September 06, 2006

How to know who can wash your windows

I was sitting here at my desk, gazing idly out of my window and thinking noble thoughts, when I saw a truck marked, "The Window Washers," park in front of the building next door to Language Log Plaza. No question about what it was doing there. Its name was clear enough. The neighboring building wasn't getting sprayed for termites or getting its leaking faucets fixed. The people who own this window washing company made it very clear that they, well, wash windows.

From the consumer's perspective, there's something rather comforting about generic and descriptive names.
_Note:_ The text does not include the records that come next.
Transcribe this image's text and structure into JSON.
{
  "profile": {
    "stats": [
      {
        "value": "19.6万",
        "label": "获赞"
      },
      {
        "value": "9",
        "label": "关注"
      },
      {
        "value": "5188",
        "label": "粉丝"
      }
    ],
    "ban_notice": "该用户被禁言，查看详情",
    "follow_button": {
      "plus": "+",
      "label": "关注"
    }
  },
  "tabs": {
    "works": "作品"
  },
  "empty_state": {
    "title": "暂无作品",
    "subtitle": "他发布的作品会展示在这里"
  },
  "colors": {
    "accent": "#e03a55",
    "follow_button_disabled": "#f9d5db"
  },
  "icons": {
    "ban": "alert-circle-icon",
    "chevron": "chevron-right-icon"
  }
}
But I know what you're thinking -- trademark laws make generic and descriptive names impossible to protect and another company can use that name whenever they want to. Guarding against name theft, most corporations aim  for a suggestive name, one that, according to trademark law, requires some operation of the imagination to connect the name with the product or service, like Tide or Visa.  To protect their name even more, they could try to create a fanciful name, one that is coined for the express purpose of functioning as a trademark, like Xerox or Kodak. Or they could go for an arbitrary name consisting of a word or symbol that's in common usage but is arbitrarily applied to their goods or services in such a way that it isn't descriptive or suggestive, like Shell gasoline or Apple computers.

Suppose for a moment that the nice people at "The Window Washers" were worried about someone else using their name. To avoid this, the owners could have called it "Alpine Cleaning" or "Nu-View" or "Optotex" or "Kenny's Cleaning Service." Maybe this would prevent other companies from trading on their name but I, for one, wouldn't be sure we should call them to wash our windows  here at the Plaza.

A lot of  work goes into finding a suitable trade name that can be protected. For example, The Igor Naming Guide is at our disposal. Its goal is to help companies "customize" their name and "make sure that all aspects of a work plan are designated to complement your naming project, corporate culture, approval process and  timeframe." For some reason Igor doesn't always deal with the categories of trademarks used by trademark law. It refers to suggestive names, for example, as "evocative" (maybe an improvement) and wisely puts much of its focus on this category, probably because most trademark litigation relates to whether or not a name is suggestive.

Igor provides lots of interesting examples. In the category of airline names, for example, it notes that  Qantas, an invented name like Kodak and Xerox, stands alone in this category. Most airlines choose functional names, like Alitalia, Jet Blue, Air France, Midway, and Delta. But even evocative names can backfire if you're not careful. For example, Igor points out that the name, "Virgin Airlines," is capable of confusing the company's positioning with its services, noting that "Virgin" says essentially, "we're new at this," while the public may want an airline to be experienced, safe and professional. Not only this, but religious people might be offended by this name and investors might not take the company seriously. Igor also analyzes the possible down sides of the names, "Yahoo" ("nobody will take stock quotes and world news seriously from a bunch of Yahoos"), "Banana Republic" ("derogatory cultural slur"), "Oracle" ("unscientific, unreliable, only fools put their faith in an oracle, sounds like orifice"), and "The Gap" ("means something is missing, incomplete, negative"). On the other hand, Igor points out that "Virgin" also suggests that the airline's corporate positioning is "different, confident, exciting, alive, human, provocative, fun" while "Oracle's " positioning is "different, confident, superhuman, evocative, powerful, forward thinking."

As our President often says, "It's a lotta work." This doesn't come close to doing justice to Igor's analyses of corporate names, but I think you can get the point.

"The Window Washers" apparently didn't feel the need to delve deeply into their "corporate positioning" or whether they might "achieve separation" from their competitors. They weren't trying to demonstrate that they are different or to create an unforgettable name. I don't suppose they were trying to "dominate a category" either. They just wanted to tell us what they do in the simplest and clearest way possible.

I kinda like that.

Update: Several readers have written to tell me that Qantas is not an invented name. It is an acronymn meaning Queensland and Northern Territories Aerial Service. They appear to be quite right but I was citing what Igor said here, not my own analysis. Posted by Roger Shuy at September 6, 2006 04:55 PM